* **REQUIREMENT**:
Extract every line from the records below that contains the word "Configuration".

(Web page and app entries)

[Start of Attachment]

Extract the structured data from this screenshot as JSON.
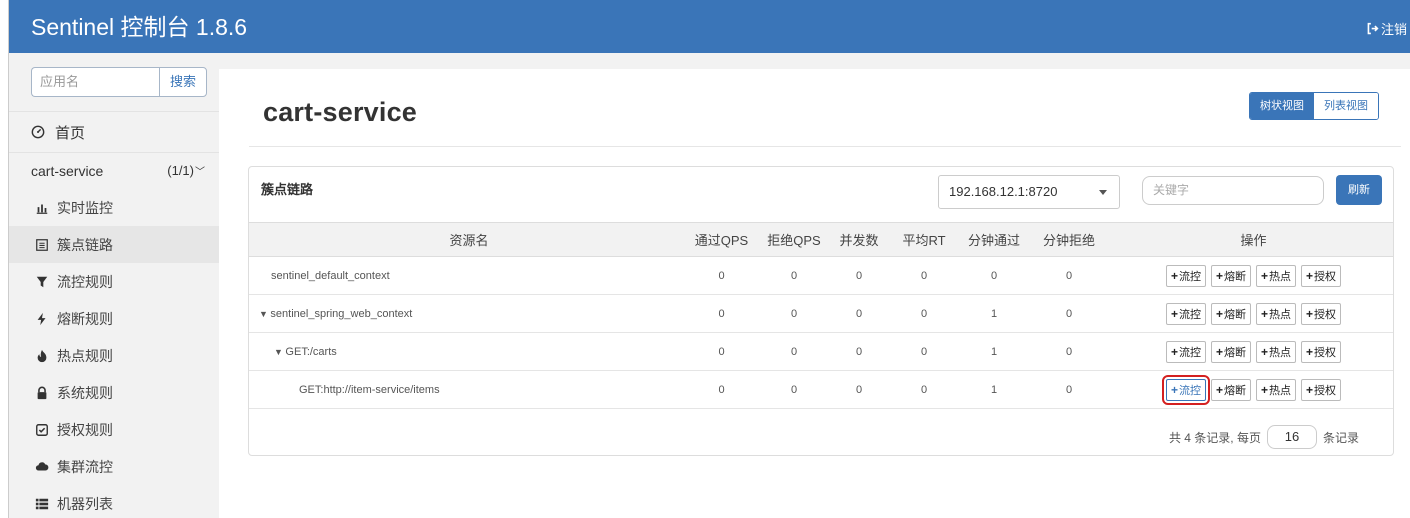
{
  "header": {
    "title": "Sentinel 控制台 1.8.6",
    "logout": "注销"
  },
  "sidebar": {
    "search_placeholder": "应用名",
    "search_button": "搜索",
    "home": "首页",
    "app_name": "cart-service",
    "app_count": "(1/1)",
    "items": [
      {
        "label": "实时监控",
        "icon": "bar-chart-icon"
      },
      {
        "label": "簇点链路",
        "icon": "list-icon",
        "active": true
      },
      {
        "label": "流控规则",
        "icon": "filter-icon"
      },
      {
        "label": "熔断规则",
        "icon": "flash-icon"
      },
      {
        "label": "热点规则",
        "icon": "fire-icon"
      },
      {
        "label": "系统规则",
        "icon": "lock-icon"
      },
      {
        "label": "授权规则",
        "icon": "check-icon"
      },
      {
        "label": "集群流控",
        "icon": "cloud-icon"
      },
      {
        "label": "机器列表",
        "icon": "th-list-icon"
      }
    ]
  },
  "main": {
    "title": "cart-service",
    "view_tree": "树状视图",
    "view_list": "列表视图",
    "panel_title": "簇点链路",
    "machine": "192.168.12.1:8720",
    "keyword_placeholder": "关键字",
    "refresh": "刷新",
    "columns": [
      "资源名",
      "通过QPS",
      "拒绝QPS",
      "并发数",
      "平均RT",
      "分钟通过",
      "分钟拒绝",
      "操作"
    ],
    "rows": [
      {
        "resource": "sentinel_default_context",
        "prefix": "",
        "pass_qps": "0",
        "block_qps": "0",
        "concurrency": "0",
        "avg_rt": "0",
        "min_pass": "0",
        "min_block": "0"
      },
      {
        "resource": "sentinel_spring_web_context",
        "prefix": "▼ ",
        "pass_qps": "0",
        "block_qps": "0",
        "concurrency": "0",
        "avg_rt": "0",
        "min_pass": "1",
        "min_block": "0"
      },
      {
        "resource": "GET:/carts",
        "prefix": "▼ ",
        "pass_qps": "0",
        "block_qps": "0",
        "concurrency": "0",
        "avg_rt": "0",
        "min_pass": "1",
        "min_block": "0"
      },
      {
        "resource": "GET:http://item-service/items",
        "prefix": "",
        "pass_qps": "0",
        "block_qps": "0",
        "concurrency": "0",
        "avg_rt": "0",
        "min_pass": "1",
        "min_block": "0"
      }
    ],
    "actions": {
      "flow": "流控",
      "degrade": "熔断",
      "hotspot": "热点",
      "auth": "授权"
    },
    "pager": {
      "prefix": "共 4 条记录, 每页",
      "page_size": "16",
      "suffix": "条记录"
    },
    "highlight_color": "#d42020"
  }
}
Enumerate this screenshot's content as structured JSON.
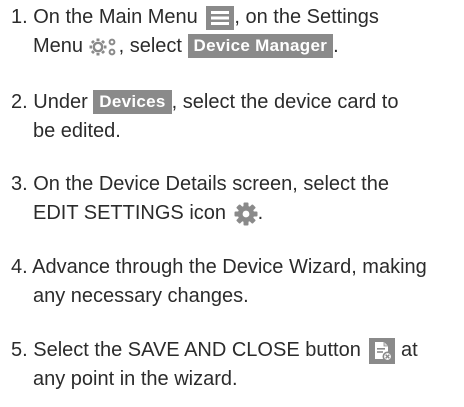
{
  "steps": [
    {
      "num": "1.",
      "t1": "On the Main Menu",
      "t2": ", on the Settings",
      "t3": "Menu",
      "t4": ", select",
      "badge": "Device Manager",
      "t5": ".",
      "icons": [
        "menu-icon",
        "settings-gears-icon"
      ]
    },
    {
      "num": "2.",
      "t1": "Under",
      "badge": "Devices",
      "t2": ", select the device card to",
      "t3": "be edited."
    },
    {
      "num": "3.",
      "t1": "On the Device Details screen, select the",
      "t2": "EDIT SETTINGS icon",
      "t3": ".",
      "icons": [
        "gear-icon"
      ]
    },
    {
      "num": "4.",
      "t1": "Advance through the Device Wizard, making",
      "t2": "any necessary changes."
    },
    {
      "num": "5.",
      "t1": "Select the SAVE AND CLOSE button",
      "t2": "at",
      "t3": "any point in the wizard.",
      "icons": [
        "save-and-close-icon"
      ]
    }
  ],
  "colors": {
    "text": "#2b2b2b",
    "badge_bg": "#8a8a8a",
    "badge_text": "#ffffff",
    "icon_gray": "#8a8a8a"
  }
}
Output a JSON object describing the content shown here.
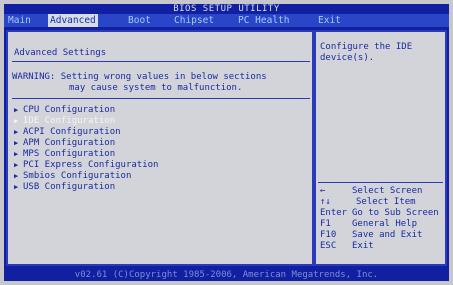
{
  "title": "BIOS SETUP UTILITY",
  "menu": [
    "Main",
    "Advanced",
    "Boot",
    "Chipset",
    "PC Health",
    "Exit"
  ],
  "section_title": "Advanced Settings",
  "warning": {
    "line1": "WARNING: Setting wrong values in below sections",
    "line2": "may cause system to malfunction."
  },
  "options": [
    "CPU Configuration",
    "IDE Configuration",
    "ACPI Configuration",
    "APM Configuration",
    "MPS Configuration",
    "PCI Express Configuration",
    "Smbios Configuration",
    "USB Configuration"
  ],
  "selected_option": "IDE Configuration",
  "help": "Configure the IDE device(s).",
  "keys": [
    {
      "key": "←",
      "desc": "Select Screen"
    },
    {
      "key": "↑↓",
      "desc": "Select Item"
    },
    {
      "key": "Enter",
      "desc": "Go to Sub Screen"
    },
    {
      "key": "F1",
      "desc": "General Help"
    },
    {
      "key": "F10",
      "desc": "Save and Exit"
    },
    {
      "key": "ESC",
      "desc": "Exit"
    }
  ],
  "footer": "v02.61 (C)Copyright 1985-2006, American Megatrends, Inc."
}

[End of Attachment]

* **COMPLETED TASK**:
    "CPU Configuration",
    "IDE Configuration",
    "ACPI Configuration",
    "APM Configuration",
    "MPS Configuration",
    "PCI Express Configuration",
    "Smbios Configuration",
    "USB Configuration"
  "selected_option": "IDE Configuration",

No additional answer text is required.